Today's Lost Chance to Hollywood It

Today marks a day of professional growth disappointment. The screenwriting workshop I had signed up for at the local university did not make and therefore was cancelled. I had high hopes of learning the secrets of screenwriting in a two-week long course that would, per chance, enable me to channel Joss Whedon as I approach my next story concept. What's more, to have an affordable way to explore the craft of movie and television writing, right here in my own backyard. Well, to even have the opportunity is a rarity. Imagine my excitement paired with my disappointment as the course was squelched (for reasonable reasons, I'm sure).

Alas, that dream has faded. Today is just another Monday.

Not that I fancy myself a reborn (new born?) screenwriter. I enjoy the wordy exposition of the book format too much. I understand how different the formats of screenwriting versus novel writing are, but that's not to say I don't recognize the similarities as well. After all, a good story is a good story.

I'm a bit of a cinematic writer anyway. I tend to view the scenes in my head that I write much like I'm viewing them through a camera lens. This isn't a method exclusive to me. A lot of writers do it. We (meaning writer folk of the last several decades) have grown up in a society where television and film saturate our perspectives. But there is something innately comfortable with this method of storytelling--lenses, scenes, etc.--probably explained away in some philosophical psychology of the observer in relation the observed that dates back prior to the birth of moving pictures. However, the chicken-or-the-egg argument is not what I mean to highlight. What I mean to highlight is, as novelists, writers of any kind, ie: storytellers, we can learn a lot from experiencing the screenwriting process (I imagine, I had hoped, I still hope). I also think we can do the same by taking time to closely examine films that convey really good story.

This isn't anything new. It's not rocket science either. It's just something I'm pondering today--directly related to the mourning of my lost opportunity.

One thought brambling about up there...
Our film market is inundated (and always has been) with book to film adaptations. What is interesting to me is what works in both, what works exclusively with the confines of each format, and why we are so quick to judge these formats against one another (I loved the book but hated the movie, we often say).

I imagine this inevitable relation is as simple as: they are both ways to tell a story.

As a struggle through finishing my books and then making them really good stories (which I think the finishing is one thing and the latter comes with rewriting and editing) I look onward in awe at those filmmakers and screenwriters that tell really good stories. Until the next screenwriting opportunity shows itself, I'll satisfy myself with rereading Syd Feild's The Screenwriter's Workbook and keep replaying and scrutinizing Joss Whedon and J.J. Abrams series' and films'.
Maybe I can teach myself to Hollywood It? But I'm open to suggestions.


1 comment:

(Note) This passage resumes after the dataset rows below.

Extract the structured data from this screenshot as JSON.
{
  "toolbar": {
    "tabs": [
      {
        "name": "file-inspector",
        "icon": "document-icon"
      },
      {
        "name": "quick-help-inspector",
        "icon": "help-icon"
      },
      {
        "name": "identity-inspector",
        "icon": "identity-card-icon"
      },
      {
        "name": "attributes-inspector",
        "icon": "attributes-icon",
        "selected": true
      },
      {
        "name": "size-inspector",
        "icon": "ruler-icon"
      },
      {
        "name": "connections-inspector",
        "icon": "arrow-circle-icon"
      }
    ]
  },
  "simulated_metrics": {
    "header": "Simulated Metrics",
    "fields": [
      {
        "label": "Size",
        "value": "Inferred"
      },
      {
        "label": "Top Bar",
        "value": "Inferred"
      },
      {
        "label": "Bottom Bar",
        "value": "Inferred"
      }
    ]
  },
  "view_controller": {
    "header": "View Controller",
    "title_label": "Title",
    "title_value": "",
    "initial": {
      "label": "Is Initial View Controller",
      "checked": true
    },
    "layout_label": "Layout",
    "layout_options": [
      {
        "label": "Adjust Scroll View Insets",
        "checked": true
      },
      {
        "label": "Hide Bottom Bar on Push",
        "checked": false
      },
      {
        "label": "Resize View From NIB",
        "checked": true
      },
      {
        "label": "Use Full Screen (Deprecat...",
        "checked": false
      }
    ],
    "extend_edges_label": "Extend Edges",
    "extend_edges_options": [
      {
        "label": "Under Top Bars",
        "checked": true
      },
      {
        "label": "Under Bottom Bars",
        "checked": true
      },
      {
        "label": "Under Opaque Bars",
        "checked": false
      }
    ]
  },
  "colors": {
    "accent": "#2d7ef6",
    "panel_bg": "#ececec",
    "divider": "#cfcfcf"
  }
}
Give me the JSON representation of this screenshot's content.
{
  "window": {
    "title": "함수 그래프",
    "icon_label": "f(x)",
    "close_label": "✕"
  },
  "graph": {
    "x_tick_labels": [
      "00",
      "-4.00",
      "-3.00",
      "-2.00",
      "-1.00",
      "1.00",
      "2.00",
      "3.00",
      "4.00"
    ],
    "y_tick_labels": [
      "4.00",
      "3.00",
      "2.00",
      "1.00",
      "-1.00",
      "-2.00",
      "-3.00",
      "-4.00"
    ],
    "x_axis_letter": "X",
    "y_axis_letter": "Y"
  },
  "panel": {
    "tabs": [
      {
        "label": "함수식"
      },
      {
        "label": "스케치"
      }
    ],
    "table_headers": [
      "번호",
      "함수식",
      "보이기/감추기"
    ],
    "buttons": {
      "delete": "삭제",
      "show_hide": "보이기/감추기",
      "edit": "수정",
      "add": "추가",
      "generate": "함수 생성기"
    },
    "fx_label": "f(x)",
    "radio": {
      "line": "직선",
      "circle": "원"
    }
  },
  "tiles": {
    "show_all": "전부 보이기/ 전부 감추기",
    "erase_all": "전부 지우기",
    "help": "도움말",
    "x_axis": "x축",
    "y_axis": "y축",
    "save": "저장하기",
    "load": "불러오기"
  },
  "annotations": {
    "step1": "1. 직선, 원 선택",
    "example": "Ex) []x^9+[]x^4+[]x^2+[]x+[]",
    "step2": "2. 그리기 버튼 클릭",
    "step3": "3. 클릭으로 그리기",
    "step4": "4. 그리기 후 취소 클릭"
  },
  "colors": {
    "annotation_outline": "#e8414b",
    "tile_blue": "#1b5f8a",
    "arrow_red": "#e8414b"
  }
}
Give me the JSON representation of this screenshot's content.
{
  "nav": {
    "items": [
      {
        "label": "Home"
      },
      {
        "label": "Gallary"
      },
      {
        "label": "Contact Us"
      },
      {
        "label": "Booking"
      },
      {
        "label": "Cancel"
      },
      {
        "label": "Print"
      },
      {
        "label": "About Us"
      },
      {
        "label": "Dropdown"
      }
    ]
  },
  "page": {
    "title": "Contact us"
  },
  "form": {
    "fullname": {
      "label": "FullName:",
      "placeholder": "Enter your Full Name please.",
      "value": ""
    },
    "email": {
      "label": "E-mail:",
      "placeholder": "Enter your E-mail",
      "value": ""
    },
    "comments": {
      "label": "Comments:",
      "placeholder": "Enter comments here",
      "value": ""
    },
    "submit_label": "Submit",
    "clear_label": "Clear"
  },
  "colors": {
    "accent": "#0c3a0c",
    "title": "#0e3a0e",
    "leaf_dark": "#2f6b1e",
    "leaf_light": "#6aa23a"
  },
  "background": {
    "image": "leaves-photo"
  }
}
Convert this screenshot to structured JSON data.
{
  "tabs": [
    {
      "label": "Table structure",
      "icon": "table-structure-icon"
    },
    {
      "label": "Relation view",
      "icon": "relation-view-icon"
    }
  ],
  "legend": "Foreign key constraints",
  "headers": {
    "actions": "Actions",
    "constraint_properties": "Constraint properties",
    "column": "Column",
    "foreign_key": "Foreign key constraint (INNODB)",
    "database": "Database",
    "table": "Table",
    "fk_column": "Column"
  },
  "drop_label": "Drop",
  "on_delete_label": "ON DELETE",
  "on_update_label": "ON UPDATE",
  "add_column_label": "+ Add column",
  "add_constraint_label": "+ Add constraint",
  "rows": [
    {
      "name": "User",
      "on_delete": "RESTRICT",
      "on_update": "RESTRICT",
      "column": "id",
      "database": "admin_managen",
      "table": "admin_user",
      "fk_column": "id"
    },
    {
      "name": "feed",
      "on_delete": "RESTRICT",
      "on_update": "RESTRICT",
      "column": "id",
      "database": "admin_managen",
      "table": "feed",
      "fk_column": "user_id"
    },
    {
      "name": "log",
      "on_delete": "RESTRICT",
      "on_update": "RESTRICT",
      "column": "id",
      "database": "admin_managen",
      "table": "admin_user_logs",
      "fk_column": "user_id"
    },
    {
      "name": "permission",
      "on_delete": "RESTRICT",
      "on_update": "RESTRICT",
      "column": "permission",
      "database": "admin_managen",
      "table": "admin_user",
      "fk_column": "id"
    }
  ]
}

  1. I'm with you, Michelle. I think each format has its appeal. I'll never be a screenwriter, but the screenwriting classes I took probably helped me more with plotting than anything else I've ever studied. Of course, they kinda ruined me on movies, too. At least on the formulaic ones.